I picked up the hose to water a potted tree next to our garage, and when I did, a huge tarantula lept at me. I dropped the hose, ran inside, and called our exterminator.
“Help! What should I do?”
Our exterminator laughed. “Stay out of his way!”
Then he continued, “tarantulas are harmless. They do bite, but they look more dangerous than they actually are.”
After my nerves settled down, I started thinking about how easy it was for me to immediately ask for help and, just as importantly, how willingly I listened to the answer I received.
If only asking for help was always this easy! But, in my experience, it’s not.
Most of us struggle with asking for help. Or, if we do ask for help, we wait until we’re desperate–our own “tarantula moment.”
According to studies, there are several reasons we don’t ask for help, even when we should.
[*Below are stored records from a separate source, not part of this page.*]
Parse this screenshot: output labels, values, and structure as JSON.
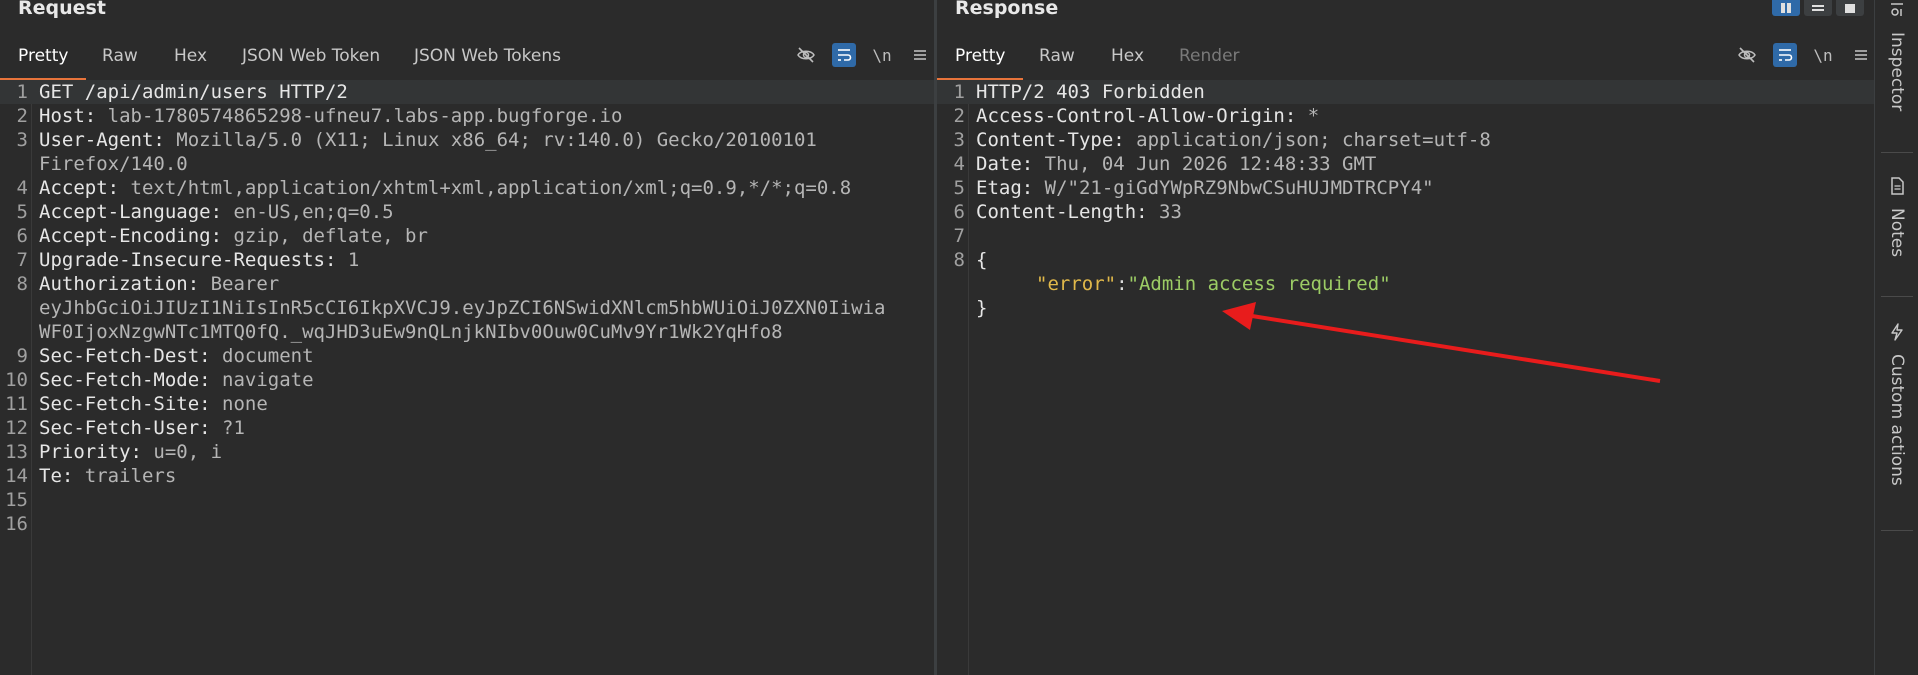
{
  "request": {
    "title": "Request",
    "tabs": [
      {
        "label": "Pretty",
        "active": true
      },
      {
        "label": "Raw"
      },
      {
        "label": "Hex"
      },
      {
        "label": "JSON Web Token"
      },
      {
        "label": "JSON Web Tokens"
      }
    ],
    "newline_label": "\\n",
    "lines": [
      {
        "num": "1",
        "key": "GET /api/admin/users HTTP/2",
        "val": ""
      },
      {
        "num": "2",
        "key": "Host:",
        "val": " lab-1780574865298-ufneu7.labs-app.bugforge.io"
      },
      {
        "num": "3",
        "key": "User-Agent:",
        "val": " Mozilla/5.0 (X11; Linux x86_64; rv:140.0) Gecko/20100101"
      },
      {
        "num": "",
        "key": "",
        "val": "Firefox/140.0"
      },
      {
        "num": "4",
        "key": "Accept:",
        "val": " text/html,application/xhtml+xml,application/xml;q=0.9,*/*;q=0.8"
      },
      {
        "num": "5",
        "key": "Accept-Language:",
        "val": " en-US,en;q=0.5"
      },
      {
        "num": "6",
        "key": "Accept-Encoding:",
        "val": " gzip, deflate, br"
      },
      {
        "num": "7",
        "key": "Upgrade-Insecure-Requests:",
        "val": " 1"
      },
      {
        "num": "8",
        "key": "Authorization:",
        "val": " Bearer"
      },
      {
        "num": "",
        "key": "",
        "val": "eyJhbGciOiJIUzI1NiIsInR5cCI6IkpXVCJ9.eyJpZCI6NSwidXNlcm5hbWUiOiJ0ZXN0Iiwia"
      },
      {
        "num": "",
        "key": "",
        "val": "WF0IjoxNzgwNTc1MTQ0fQ._wqJHD3uEw9nQLnjkNIbv0Ouw0CuMv9Yr1Wk2YqHfo8"
      },
      {
        "num": "9",
        "key": "Sec-Fetch-Dest:",
        "val": " document"
      },
      {
        "num": "10",
        "key": "Sec-Fetch-Mode:",
        "val": " navigate"
      },
      {
        "num": "11",
        "key": "Sec-Fetch-Site:",
        "val": " none"
      },
      {
        "num": "12",
        "key": "Sec-Fetch-User:",
        "val": " ?1"
      },
      {
        "num": "13",
        "key": "Priority:",
        "val": " u=0, i"
      },
      {
        "num": "14",
        "key": "Te:",
        "val": " trailers"
      },
      {
        "num": "15",
        "key": "",
        "val": ""
      },
      {
        "num": "16",
        "key": "",
        "val": ""
      }
    ]
  },
  "response": {
    "title": "Response",
    "tabs": [
      {
        "label": "Pretty",
        "active": true
      },
      {
        "label": "Raw"
      },
      {
        "label": "Hex"
      },
      {
        "label": "Render",
        "disabled": true
      }
    ],
    "newline_label": "\\n",
    "lines": [
      {
        "num": "1",
        "key": "HTTP/2 403 Forbidden",
        "val": ""
      },
      {
        "num": "2",
        "key": "Access-Control-Allow-Origin:",
        "val": " *"
      },
      {
        "num": "3",
        "key": "Content-Type:",
        "val": " application/json; charset=utf-8"
      },
      {
        "num": "4",
        "key": "Date:",
        "val": " Thu, 04 Jun 2026 12:48:33 GMT"
      },
      {
        "num": "5",
        "key": "Etag:",
        "val": " W/\"21-giGdYWpRZ9NbwCSuHUJMDTRCPY4\""
      },
      {
        "num": "6",
        "key": "Content-Length:",
        "val": " 33"
      },
      {
        "num": "7",
        "key": "",
        "val": ""
      },
      {
        "num": "8",
        "key": "{",
        "val": ""
      },
      {
        "num": "",
        "json_key": "\"error\"",
        "json_colon": ":",
        "json_val": "\"Admin access required\""
      },
      {
        "num": "",
        "key": "}",
        "val": ""
      }
    ]
  },
  "sidebar": {
    "items": [
      {
        "label": "Inspector",
        "icon": "inspector-icon"
      },
      {
        "label": "Notes",
        "icon": "notes-icon"
      },
      {
        "label": "Custom actions",
        "icon": "lightning-icon"
      }
    ]
  },
  "colors": {
    "accent": "#e8743b",
    "toggle_on": "#2f6aa8",
    "annotation_arrow": "#e81c1c"
  }
}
See if any of these apply to you:
- We’re an over giver
- We are codependent
- We are trapped in a victim mindset, and asking for help means we can no longer play the victim card
- We don’t want to be seen as “needy”
- We think it’s better/safer/easier to go it alone
- We don’t want to bother others
- We derive a large part of our self-esteem from doing things ourselves
Other studies show that overcoming these obstacles and asking for help has huge benefits:
- We experience less stress and anxiety
- We find solutions quicker and achieve goals faster
- We connect with others
- We grow in trust and intimacy and feel supported by others
- We allow others to feel valued by us
Asking for help means we have to simultaneously lay aside our pride and our insecurity. Pride, because saying, “help me” means we have to drop the mask of being super-woman in all areas of life. Insecurity, because we must overcome the fear of bothering someone when we ask for help.
The fact is, all of us need help in some area, whether it’s in our personal life, professional life, spiritual life, or relational life.
But, only those of us who seek help find it.
And, just as vital, only those of us who let others help us benefit from the ask.
Maybe it’s just me, but I’m guilty of asking for help and then taking over as if I don’t need it. Some recent self-awareness made me realize that not only do I do this with people (“can you help me? Oh, never mind, I’ve got it all under control.”), but sometimes, I do this with God, as well.
I’ll pray, “Lord, I need your help. Please help me discern your will, love my neighbor, act with wisdom”, or some other pressing issue I need God’s help with.
I’ll ask with genuine sincerity, too.
But no sooner do I say, “amen” than I’m micromanaging God from here to next Tuesday. I might as well say, “never mind, God. I’ve got this all under control.”
The truth is, God wants us to ask for his help and God promises to give us His help. Nothing is too big; nothing is too small. In fact, one of the primary titles of the Holy Spirit is “the Helper.”
God doesn’t reserve His willingness to help us for our crisis “tarantula” moments. He’s available to help anytime, anywhere, for any reason. But, like me with my exterminator, not only do we have to ask for His help, we have to listen, and respond to His answer.
So, is there some area of life where you know you need a little help?
Maybe it’s in your parenting, your marriage, your prayer life, your biblical knowledge, your physical health, your emotional health, or your work. Whatever it is, ask for help. Ask God and ask others.
God’s help always comes through His Word, and often, God’s help comes through another person.
Yes, asking for help will mean relinquishing our pride and pushing aside our insecurity, but the payoff is wisdom and growth.
A small price to pay for simply saying, “can you help me?”
You are loved,
PS. Donna will be traveling throughout the United States this fall. To see if she’ll be in your area, check out her speaking schedule here.
PSS. Donna would love to connect with you more on Instagram @donnaajones. And, she’d love you to join the community of listeners to the “That’s Just What I Needed” podcast, which you can find everywhere podcasts are heard.